Virtually every organization was targeted by a non-malware attack in 2016, and this year will be no different. The global emergence and continued growth of non-malware attacks will be a major security pain point in 2017, testament to the increasingly sophisticated attack methodologies employed by hackers today.
Non-malware attacks, also known as fileless attacks, are so dangerous because they work. These attacks leverage on trusted, native operating system tools such as PowerShell or exploit running applications, such as web browsers and Office applications, to conduct their malicious behavior. The nature of these attacks allow hackers to gain control of computers without downloading any malicious files, which means that they can bypass detection by traditional antivirus (AV) software, which was designed to stop malicious files only.
Research by Carbon Black found that 98% of security researchers encounter at least one non-malware attack a month but only one-third are confident that traditional AV can protect their organizations from this form of attack.
By employing this stealthy technique to penetrate systems and steal data, cyber criminals can stay virtually undetected while they extract valuable information from organizations over prolonged periods of time, causing more damage than ever before.
According to the 2016 Ponemon Cost of a Data Breach Study, the average cost of a successful breach is $4 million – a catastrophic sum that will put a significant strain on resources for any organization.
Moving beyond legacy AV
An alarming number of organizations today are still relying on traditional AV as their only form of protection. This is no doubt correlated with the increased number of successful and profitable breaches in the recent years. Small medium enterprises (SMEs) too, are not spared from these assaults. In fact, we are seeing a trend wherein attackers exploit the weaker defense capabilities of SMEs as an entry point to the multi-national corporations (MNCs) they work with.

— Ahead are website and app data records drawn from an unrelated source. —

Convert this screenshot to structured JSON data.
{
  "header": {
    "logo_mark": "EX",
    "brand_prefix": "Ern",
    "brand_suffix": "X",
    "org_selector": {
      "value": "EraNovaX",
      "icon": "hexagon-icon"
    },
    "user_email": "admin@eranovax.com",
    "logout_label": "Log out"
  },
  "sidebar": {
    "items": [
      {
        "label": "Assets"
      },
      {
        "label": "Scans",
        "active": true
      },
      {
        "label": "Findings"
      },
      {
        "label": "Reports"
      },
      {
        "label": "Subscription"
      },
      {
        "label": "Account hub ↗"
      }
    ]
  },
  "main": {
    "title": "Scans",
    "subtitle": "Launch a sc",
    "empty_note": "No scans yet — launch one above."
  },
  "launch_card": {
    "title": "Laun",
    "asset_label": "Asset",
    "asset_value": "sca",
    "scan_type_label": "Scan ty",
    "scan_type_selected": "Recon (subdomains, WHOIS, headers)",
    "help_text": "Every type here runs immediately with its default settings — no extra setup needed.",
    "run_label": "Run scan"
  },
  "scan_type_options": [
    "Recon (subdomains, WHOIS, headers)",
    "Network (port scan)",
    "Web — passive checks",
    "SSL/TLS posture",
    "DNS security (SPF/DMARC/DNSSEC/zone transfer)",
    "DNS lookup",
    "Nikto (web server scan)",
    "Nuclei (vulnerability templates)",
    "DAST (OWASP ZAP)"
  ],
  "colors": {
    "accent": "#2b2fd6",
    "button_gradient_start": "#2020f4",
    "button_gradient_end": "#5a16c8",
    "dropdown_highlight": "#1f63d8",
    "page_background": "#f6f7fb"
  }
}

Here’s the bottom line: organizations will be attacked. And when it happens, they should be confident that their cybersecurity capabilities can prevent the attacks, detect them and, if necessary, respond before attackers can do any real damage. To do this, there needs to be a paradigm shift in organizations’ approach to security investments and for IT teams to do a much-needed reality check on their current defense capabilities.
Just as cyber criminals are constantly evolving their methods of attack to bypass standard proprietary capabilities, organizations need to be enhance their defense to match the current threat landscape. This means moving away from legacy AV and adopting a new line of defense that has been specifically developed to address sophisticated threats.
A new paradigm in cybersecurity
The new model of prevention, known as next-generation antivirus (NGAV), is a radically different approach to cybersecurity. Traditional defenses like legacy AV and machine-learning AV are designed to only identify threats at a single point in time (i.e. when a malicious file is downloaded), making them completely blind to non-malware attacks. NGAV closes this gap by taking on a more proactive stance to cyber defense. It monitors the activity of applications and services, including communications between processes, inbound and outbound network traffic, unauthorized requests to run applications, and changes to credentials or permission levels. By analyzing these relationships and clustering events, NGAV can identify abnormal behavior, which can be tagged, flagged and automatically shut down before the attackers can achieve their goals.
In today’s rapidly digitized world, security adoption should be a critical driver for modern businesses. With so much valuable data and intellectual property stored within organizations, the stakes are too high for cybersecurity to be an afterthought. Strategic cybersecurity planning should permeate every level of an organization and educating employees on cyber risks is critical to establishing and maintaining good security hygiene.